This past summer, PM Engineer magazine added a
bimonthly column on solar design, written by hydronics guru John Siegenthaler,
P.E. Response to the column, called “Solar Design Notebook,” has been very
favorable, which surprises neither Siggy nor anyone else on the staff of PME.
In fact, insights that I’ve gained from Siggy’s columns have
already proven very helpful to me on two occasions...
That eardrum shattering noise you’ve been hearing is the construction industry
grinding to a halt. Will the gears that run our economy unclench?If so,
when? A few days ago, the House of Representatives joined Congress in
passing the financial “Bail Out Bill.” President Bush quickly signed the measure
so taxpayers like you and me can throw $700 billion at the problem.
When my wife and I travel for pleasure, we prefer to stay at
small boutique hotels. Their charm is quite
unique.
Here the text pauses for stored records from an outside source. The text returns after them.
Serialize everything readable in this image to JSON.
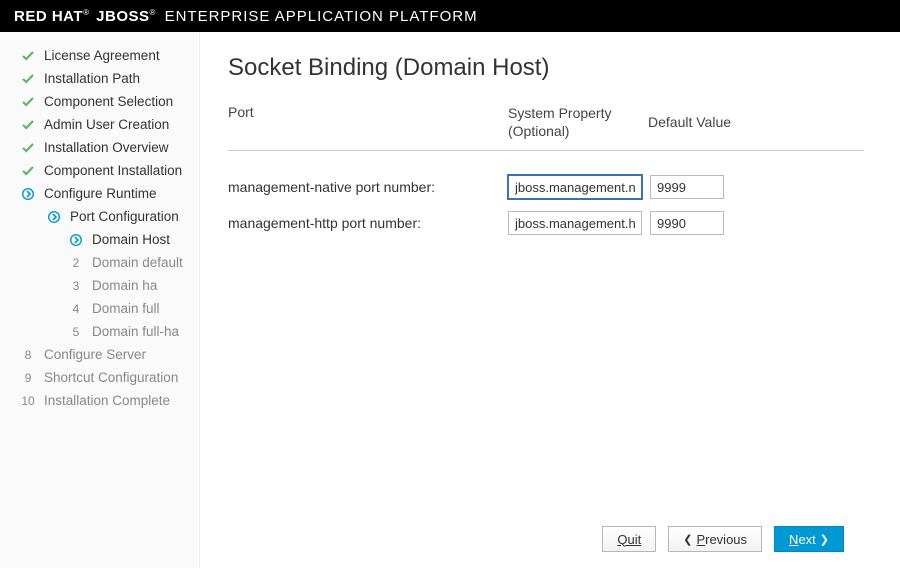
{
  "brand": {
    "redhat": "RED HAT",
    "jboss": "JBOSS",
    "eap": "ENTERPRISE APPLICATION PLATFORM"
  },
  "sidebar": {
    "steps": [
      {
        "label": "License Agreement"
      },
      {
        "label": "Installation Path"
      },
      {
        "label": "Component Selection"
      },
      {
        "label": "Admin User Creation"
      },
      {
        "label": "Installation Overview"
      },
      {
        "label": "Component Installation"
      },
      {
        "label": "Configure Runtime"
      }
    ],
    "portConfig": "Port Configuration",
    "substeps": [
      {
        "num": "",
        "label": "Domain Host",
        "active": true
      },
      {
        "num": "2",
        "label": "Domain default"
      },
      {
        "num": "3",
        "label": "Domain ha"
      },
      {
        "num": "4",
        "label": "Domain full"
      },
      {
        "num": "5",
        "label": "Domain full-ha"
      }
    ],
    "future": [
      {
        "num": "8",
        "label": "Configure Server"
      },
      {
        "num": "9",
        "label": "Shortcut Configuration"
      },
      {
        "num": "10",
        "label": "Installation Complete"
      }
    ]
  },
  "main": {
    "title": "Socket Binding (Domain Host)",
    "headers": {
      "port": "Port",
      "sys": "System Property (Optional)",
      "def": "Default Value"
    },
    "rows": [
      {
        "label": "management-native port number:",
        "sys": "jboss.management.native.port",
        "def": "9999",
        "focus": true
      },
      {
        "label": "management-http port number:",
        "sys": "jboss.management.http.port",
        "def": "9990",
        "focus": false
      }
    ]
  },
  "footer": {
    "quit": "Quit",
    "previous": "Previous",
    "next": "Next"
  }
}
The wallpaper or floor covering in one room might well be different
from another room on the same floor. And then we get to the plumbing...
Three years ago this month, I joined a group of
about a dozen volunteers on an emergency trip to Gulfport, MS. We were a couple
weeks behind Hurricane Katrina and traveling with an 18-wheeler loaded with
supplies. The devastation was still immense as we arrived. Now our eyes are fixed on Texas, Louisiana and
the other states that bore the brunt of Hurricane Ike.
There’s an unsettling thought tailgating the bumper of this
week’s wild ride
on Wall Street. The bad news isn’t over. Clearly, the housing and financial crises are not going to
subside any time soon. For construction pros, business opportunities will be
limited. But this is no time to play possum.
The Copper Development
Global Market Trends Conference” was held in Chicago, Sept. 10-12, and focused
mainly on green technologies and sustainable development. I attended several of
the programs, and will take this opportunity to share some of the more
memorable insights coming out of them.
September 11 was a somber day for me. From the moment I
turned on my car radio in the morning until I went to sleep, words and images
kept flooding my mind.
All day long my thoughts returned to the events of
September 11, 2001. I rarely look out my office window, but a flag flying at
half-mast kept stealing my attention. I haven’t thought this much about 9-11
since the one-year anniversary.
Uncertainty going in…certainty coming
out. That’s the shortest summary I can give of my view of cast
iron as a “green” material following last Thursday's MEC Webinar by John
Siegenthaler, P.E. (Siggy). His 60-plus-minute presentation, called Cast-Iron
Boiler Technology: Past, Present, and Future, talked at length about why cast iron boilers can no
longer be seen through “rust-colored” glasses.